Applications of terbufos (Counter CR) for corn rootworms have suppressed lesser cornstalk borer. During the seedling stage, carefully inspect areas where this insect has been a problem. Base the treat- ments on plant damage and the presence of larvae. This insect does not usually affect larger corn plants.
In recent years, most borer damage to corn in the Lower Rio Grande Valley and along the Gulf Coast has been caused by the Mexican rice borer, sugarcane borer, and the neotropical borer (Fig. 3).
These borers typically attack corn before and after tassel. They feed on the leaves for a short time before boring into the stalks.
Sugarcane borer can cause whorl damage, stalk tunnels, shank damage, and grain-feeding injury. Yield losses are usually minor unless the stalk lodges. Sugarcane borer damage to kernels may cause a red coloration that makes the grain unmarketable for some purposes.
Bored stalks fall most often during ear filling or ear maturation, and lodging is often associated with high winds. The stalks may break at any point but not usually near the soil level as with southwestern corn borer infestations.
Transgenic Bt corn hybrids control these bor- ers well. Conventional insecticidal control is most successful if you scout the fields closely and treat before the larvae bore into the stalks.
Corn earworm and fall armyworm

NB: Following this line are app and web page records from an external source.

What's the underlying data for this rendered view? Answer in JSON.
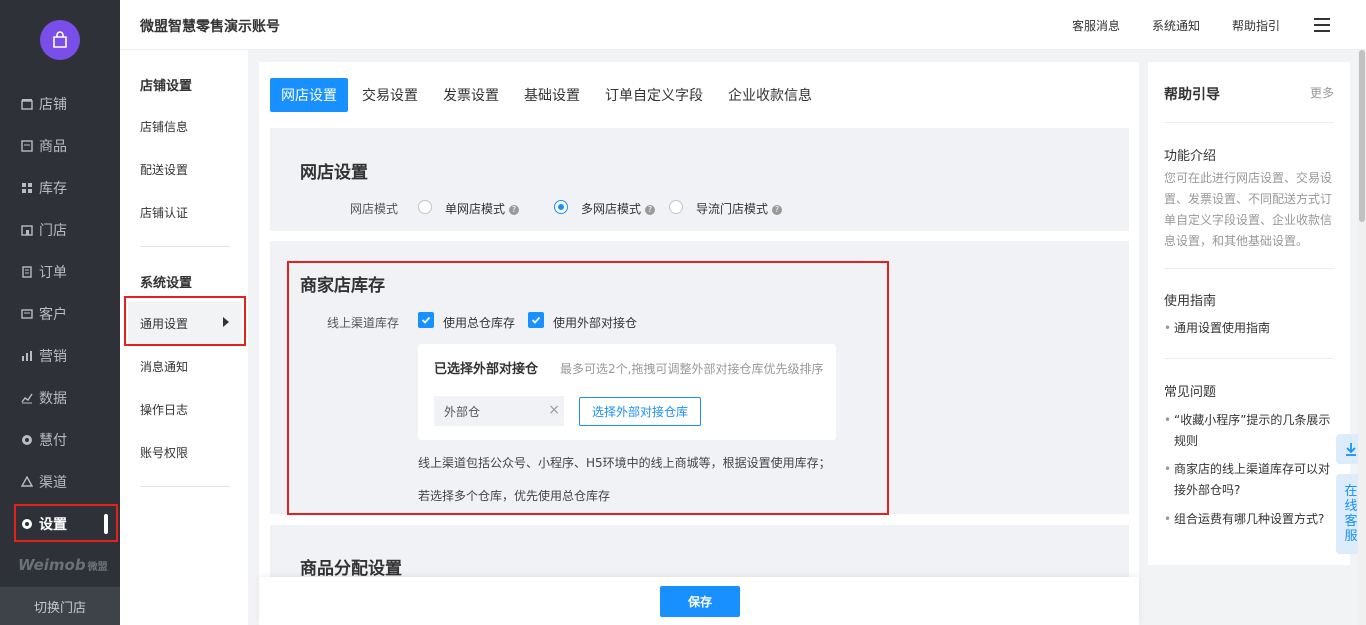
{
  "header": {
    "account": "微盟智慧零售演示账号",
    "links": [
      "客服消息",
      "系统通知",
      "帮助指引"
    ]
  },
  "sidebar": {
    "items": [
      {
        "label": "店铺",
        "icon": "store-icon"
      },
      {
        "label": "商品",
        "icon": "product-icon"
      },
      {
        "label": "库存",
        "icon": "inventory-icon"
      },
      {
        "label": "门店",
        "icon": "shop-icon"
      },
      {
        "label": "订单",
        "icon": "order-icon"
      },
      {
        "label": "客户",
        "icon": "customer-icon"
      },
      {
        "label": "营销",
        "icon": "marketing-icon"
      },
      {
        "label": "数据",
        "icon": "data-icon"
      },
      {
        "label": "慧付",
        "icon": "pay-icon"
      },
      {
        "label": "渠道",
        "icon": "channel-icon"
      },
      {
        "label": "设置",
        "icon": "settings-icon"
      }
    ],
    "brand": "Weimob",
    "brand_cn": "微盟",
    "switch_store": "切换门店"
  },
  "submenu": {
    "group1": "店铺设置",
    "group1_items": [
      "店铺信息",
      "配送设置",
      "店铺认证"
    ],
    "group2": "系统设置",
    "group2_items": [
      "通用设置",
      "消息通知",
      "操作日志",
      "账号权限"
    ]
  },
  "tabs": [
    "网店设置",
    "交易设置",
    "发票设置",
    "基础设置",
    "订单自定义字段",
    "企业收款信息"
  ],
  "shop_settings": {
    "title": "网店设置",
    "mode_label": "网店模式",
    "options": [
      "单网店模式",
      "多网店模式",
      "导流门店模式"
    ],
    "selected": "多网店模式"
  },
  "inventory": {
    "title": "商家店库存",
    "channel_label": "线上渠道库存",
    "check1": "使用总仓库存",
    "check2": "使用外部对接仓",
    "card_title": "已选择外部对接仓",
    "card_hint": "最多可选2个,拖拽可调整外部对接仓库优先级排序",
    "tag": "外部仓",
    "select_button": "选择外部对接仓库",
    "note1": "线上渠道包括公众号、小程序、H5环境中的线上商城等，根据设置使用库存；",
    "note2": "若选择多个仓库，优先使用总仓库存"
  },
  "distribution": {
    "title": "商品分配设置"
  },
  "save": "保存",
  "help": {
    "title": "帮助引导",
    "more": "更多",
    "intro_title": "功能介绍",
    "intro_text": "您可在此进行网店设置、交易设置、发票设置、不同配送方式订单自定义字段设置、企业收款信息设置，和其他基础设置。",
    "guide_title": "使用指南",
    "guide_link": "通用设置使用指南",
    "faq_title": "常见问题",
    "faq": [
      "“收藏小程序”提示的几条展示规则",
      "商家店的线上渠道库存可以对接外部仓吗?",
      "组合运费有哪几种设置方式?"
    ]
  },
  "float": {
    "service": "在线客服"
  },
  "colors": {
    "primary": "#1890ff",
    "sidebar_bg": "#2e3238",
    "highlight": "#e3211d"
  }
}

Corn earworm and fall armyworm moths deposit eggs on leaves. Newly hatched larvae begin to feed in the whorl. Although larval feeding will cause the leaves to appear ragged, insecticide treatments of whorl stage corn seldom achieve economical control.
Flea beetles are very tiny, shiny black or greenish black insects that jump when disturbed. They range from a little smaller than a pinhead to several times larger.
Flea beetles feed on the leaves of corn plants. Dam- aged leaves have a whitened, bleached appearance. Plant growth slows as the leaves wilt and hang limp. Flea bee- tles are more likely to dam- age later-maturing corn.
Fields kept clean of weeds the previous season seldom suffer significant flea beetle injury. When enough flea beetles are dam- aging corn, an insecti- cide application may be necessary (Table A14).
Adult chinch bugs are about 1/6 inch long with black bodies and reddish-yellow legs. When fully developed, the white wings develop a triangular black spot near the middle of the back on the outer wing margin. When viewed from above, the insect appears to have a white X or a white hourglass on the back.
Adult and immature chinch bugs suck plant juices and cause the leaves to red- den. Damage by chinch bugs normally occurs from seed- ling emergence until the plants are 18 inches tall.
Large numbers of chinch bugs can move into a corn- field by crawling or flying from wild bunch grasses or small grains. Once in the field, they congregate and feed behind the leaf sheaths of
the corn plant and below the ground line on the plant roots and crowns.
In fields with a history of early-season, economi- cally damaging chinch bug populations (Fig. 4), seed treatments or at-plant, soil-incorporated insecticides can suppress the insect. Granular formulations may protect corn for 2 to 3 weeks if enough rain falls after the application to wash the insecticide off the gran- ules.
Closely monitor young plants for chinch bugs and feeding damage after germination, particularly during dry periods, even when you use seed treatments or at- plant insecticides (Tables A15 and A16).
Make at least five random checks in the field. Apply insecticide when two or more adult chinch bugs infest 20 percent of the seedlings that are less than 6 inches tall. On taller plants, apply insecticides when immature and adult bugs infest 75 percent of the plants.